Gene-based approaches for protein replacement therapies have the potential to reduce the number of administrations. Our previous work demonstrated that expression could be enhanced and/or the applied voltage reduced by preheating the tissue prior to pulse administration. In the current study, we utilized our 16-pin multi-electrode array (MEA) and incorporated nine optical fibers, connected to an infrared laser, between each set of four electrodes to heat the tissue to 43 °C. For proof of principle, a guinea pig model was used to test delivery of reporter genes. We observed that when the skin was preheated, it was possible to achieve the same expression levels as gene electrotransfer without preheating, but with a 23% reduction of applied voltage or a 50% reduction of pulse number. With respect to expression distribution, preheating allowed for delivery to the deep dermis and muscle. This suggested that this cutaneous delivery approach has the potential to achieve expression in the systemic circulation, thus this protocol was repeated using a plasmid encoding Human Factor IX. Elevated Factor IX serum protein levels were detected by ELISA up to 100 days post gene delivery. Further work will involve optimizing protein levels and scalability in an effort to reduce application frequency.
Original Publication Citation
Edelblute, C., Mangiamele, C., & Heller, R. (2021). Moderate heat-assisted gene electrotransfer as a potential delivery approach for protein replacement therapy through the skin.
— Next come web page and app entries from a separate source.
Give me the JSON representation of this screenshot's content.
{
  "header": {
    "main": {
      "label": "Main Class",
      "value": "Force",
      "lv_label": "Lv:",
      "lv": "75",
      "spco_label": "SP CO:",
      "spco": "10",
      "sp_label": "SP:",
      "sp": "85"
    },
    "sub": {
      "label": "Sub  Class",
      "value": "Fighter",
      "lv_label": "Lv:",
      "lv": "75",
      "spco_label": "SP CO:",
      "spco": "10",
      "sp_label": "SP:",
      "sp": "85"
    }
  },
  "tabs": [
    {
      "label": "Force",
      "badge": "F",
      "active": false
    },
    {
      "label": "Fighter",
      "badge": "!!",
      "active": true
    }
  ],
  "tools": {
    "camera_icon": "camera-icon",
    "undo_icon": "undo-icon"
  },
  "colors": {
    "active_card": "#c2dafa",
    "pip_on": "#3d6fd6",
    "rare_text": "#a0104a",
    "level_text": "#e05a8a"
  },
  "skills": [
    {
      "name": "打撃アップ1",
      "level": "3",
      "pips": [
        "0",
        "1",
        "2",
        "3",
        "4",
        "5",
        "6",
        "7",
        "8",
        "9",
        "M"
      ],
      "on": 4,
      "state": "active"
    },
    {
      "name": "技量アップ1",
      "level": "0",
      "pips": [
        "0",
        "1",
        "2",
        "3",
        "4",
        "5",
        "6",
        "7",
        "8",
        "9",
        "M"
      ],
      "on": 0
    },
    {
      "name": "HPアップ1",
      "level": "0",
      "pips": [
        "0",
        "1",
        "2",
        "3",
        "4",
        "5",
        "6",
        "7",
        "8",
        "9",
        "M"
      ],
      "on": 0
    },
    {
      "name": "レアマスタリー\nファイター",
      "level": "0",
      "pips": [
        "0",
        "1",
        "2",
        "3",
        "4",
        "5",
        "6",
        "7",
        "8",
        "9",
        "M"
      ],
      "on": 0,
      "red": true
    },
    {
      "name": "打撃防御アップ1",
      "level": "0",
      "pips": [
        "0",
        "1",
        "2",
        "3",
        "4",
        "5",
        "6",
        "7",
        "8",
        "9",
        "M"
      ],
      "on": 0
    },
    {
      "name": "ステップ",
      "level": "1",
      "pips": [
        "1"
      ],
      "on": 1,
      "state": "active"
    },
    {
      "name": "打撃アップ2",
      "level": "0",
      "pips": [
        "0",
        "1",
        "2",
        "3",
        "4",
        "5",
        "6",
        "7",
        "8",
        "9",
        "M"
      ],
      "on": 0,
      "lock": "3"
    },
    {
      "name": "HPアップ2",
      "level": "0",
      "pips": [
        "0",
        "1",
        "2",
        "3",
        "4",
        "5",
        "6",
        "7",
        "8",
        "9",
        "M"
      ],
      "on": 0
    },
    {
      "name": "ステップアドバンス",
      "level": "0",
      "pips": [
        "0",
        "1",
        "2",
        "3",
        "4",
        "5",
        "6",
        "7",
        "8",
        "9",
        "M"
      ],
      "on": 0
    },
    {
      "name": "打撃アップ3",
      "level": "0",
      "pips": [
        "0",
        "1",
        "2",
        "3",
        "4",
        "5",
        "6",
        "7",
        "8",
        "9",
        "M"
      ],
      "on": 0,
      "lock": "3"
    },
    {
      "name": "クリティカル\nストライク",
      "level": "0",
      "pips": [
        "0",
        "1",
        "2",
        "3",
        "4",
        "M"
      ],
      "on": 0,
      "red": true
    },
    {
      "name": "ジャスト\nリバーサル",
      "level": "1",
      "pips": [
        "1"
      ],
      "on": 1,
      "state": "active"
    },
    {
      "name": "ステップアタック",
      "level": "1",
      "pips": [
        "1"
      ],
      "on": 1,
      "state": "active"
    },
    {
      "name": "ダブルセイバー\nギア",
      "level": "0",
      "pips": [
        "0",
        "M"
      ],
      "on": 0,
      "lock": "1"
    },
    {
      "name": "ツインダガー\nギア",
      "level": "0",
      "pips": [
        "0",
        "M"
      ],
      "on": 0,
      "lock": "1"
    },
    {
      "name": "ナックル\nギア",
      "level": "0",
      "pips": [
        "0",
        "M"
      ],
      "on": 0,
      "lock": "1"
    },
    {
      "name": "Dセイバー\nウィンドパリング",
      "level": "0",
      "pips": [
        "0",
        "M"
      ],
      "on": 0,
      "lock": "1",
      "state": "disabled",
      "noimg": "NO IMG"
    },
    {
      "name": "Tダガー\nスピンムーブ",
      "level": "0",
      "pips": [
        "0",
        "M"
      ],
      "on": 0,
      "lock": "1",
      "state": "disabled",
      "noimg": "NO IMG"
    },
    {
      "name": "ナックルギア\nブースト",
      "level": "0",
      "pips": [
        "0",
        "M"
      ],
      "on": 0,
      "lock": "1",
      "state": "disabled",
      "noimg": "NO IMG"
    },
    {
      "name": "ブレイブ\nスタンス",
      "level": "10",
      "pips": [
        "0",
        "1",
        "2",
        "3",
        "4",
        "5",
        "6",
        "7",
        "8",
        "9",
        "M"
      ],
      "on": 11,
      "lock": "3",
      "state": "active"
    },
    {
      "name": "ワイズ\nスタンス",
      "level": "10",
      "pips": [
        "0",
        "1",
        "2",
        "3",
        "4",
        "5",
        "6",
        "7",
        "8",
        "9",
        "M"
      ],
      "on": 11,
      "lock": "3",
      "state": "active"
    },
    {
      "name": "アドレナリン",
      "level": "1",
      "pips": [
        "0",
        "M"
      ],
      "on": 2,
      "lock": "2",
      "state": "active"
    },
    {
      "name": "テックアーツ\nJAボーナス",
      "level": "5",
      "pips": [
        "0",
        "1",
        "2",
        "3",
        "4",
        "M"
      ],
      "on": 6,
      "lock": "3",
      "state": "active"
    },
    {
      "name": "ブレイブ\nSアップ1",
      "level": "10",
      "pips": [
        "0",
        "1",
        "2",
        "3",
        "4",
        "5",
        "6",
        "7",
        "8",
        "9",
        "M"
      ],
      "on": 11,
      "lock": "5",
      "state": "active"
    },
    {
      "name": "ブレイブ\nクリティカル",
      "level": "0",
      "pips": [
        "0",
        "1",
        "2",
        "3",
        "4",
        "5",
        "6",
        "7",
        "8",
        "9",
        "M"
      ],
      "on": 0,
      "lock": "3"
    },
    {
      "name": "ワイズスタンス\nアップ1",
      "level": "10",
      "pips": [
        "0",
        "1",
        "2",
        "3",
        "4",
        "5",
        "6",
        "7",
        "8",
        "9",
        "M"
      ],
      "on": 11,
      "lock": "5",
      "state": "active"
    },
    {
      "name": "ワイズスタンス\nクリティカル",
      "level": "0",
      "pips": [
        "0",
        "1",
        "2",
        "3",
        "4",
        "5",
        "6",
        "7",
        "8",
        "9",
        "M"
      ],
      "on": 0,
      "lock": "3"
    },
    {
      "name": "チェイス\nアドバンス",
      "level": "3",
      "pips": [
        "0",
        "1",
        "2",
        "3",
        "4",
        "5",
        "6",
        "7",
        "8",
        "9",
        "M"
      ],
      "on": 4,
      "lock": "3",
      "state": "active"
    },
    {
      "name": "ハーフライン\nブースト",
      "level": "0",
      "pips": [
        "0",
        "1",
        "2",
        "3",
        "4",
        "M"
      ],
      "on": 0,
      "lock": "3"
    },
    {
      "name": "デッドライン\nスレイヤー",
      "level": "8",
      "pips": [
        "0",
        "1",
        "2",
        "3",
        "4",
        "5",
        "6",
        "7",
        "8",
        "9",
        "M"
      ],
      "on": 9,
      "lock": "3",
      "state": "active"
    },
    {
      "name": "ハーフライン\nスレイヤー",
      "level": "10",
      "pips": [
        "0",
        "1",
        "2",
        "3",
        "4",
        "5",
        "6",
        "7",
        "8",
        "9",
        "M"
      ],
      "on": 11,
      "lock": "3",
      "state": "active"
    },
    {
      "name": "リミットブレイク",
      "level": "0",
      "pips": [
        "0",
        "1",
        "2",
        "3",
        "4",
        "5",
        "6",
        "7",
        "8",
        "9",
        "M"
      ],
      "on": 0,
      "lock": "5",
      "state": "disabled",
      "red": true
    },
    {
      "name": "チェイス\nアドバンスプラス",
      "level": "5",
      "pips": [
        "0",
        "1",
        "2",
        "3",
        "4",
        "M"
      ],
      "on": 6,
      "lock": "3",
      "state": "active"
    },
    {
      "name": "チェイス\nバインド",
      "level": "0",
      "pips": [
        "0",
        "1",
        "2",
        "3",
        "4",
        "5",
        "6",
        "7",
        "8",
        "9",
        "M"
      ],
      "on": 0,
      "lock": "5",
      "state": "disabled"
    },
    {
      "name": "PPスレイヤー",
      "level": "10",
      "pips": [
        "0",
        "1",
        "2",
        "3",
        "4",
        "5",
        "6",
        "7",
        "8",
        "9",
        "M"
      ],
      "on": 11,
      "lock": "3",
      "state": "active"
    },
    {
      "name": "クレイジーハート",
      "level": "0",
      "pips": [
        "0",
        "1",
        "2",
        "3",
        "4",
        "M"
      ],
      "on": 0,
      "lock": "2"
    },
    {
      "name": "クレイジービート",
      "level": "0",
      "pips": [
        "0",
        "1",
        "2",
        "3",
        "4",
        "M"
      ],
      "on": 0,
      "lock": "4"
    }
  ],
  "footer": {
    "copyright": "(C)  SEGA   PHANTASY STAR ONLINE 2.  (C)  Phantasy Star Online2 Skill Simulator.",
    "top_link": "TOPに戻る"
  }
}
Pharmaceutics, 13(11), 1-20, Article 1908. https://doi.org/10.3390/pharmaceutics13111908
Edelblute, Chelsea; Mangiamele, Cathryn; and Heller, Richard, "Moderate Heat-Assisted Gene Electrotransfer as a Potential Delivery Approach for Protein Replacement Therapy through the Skin" (2021). Bioelectrics Publications. 318.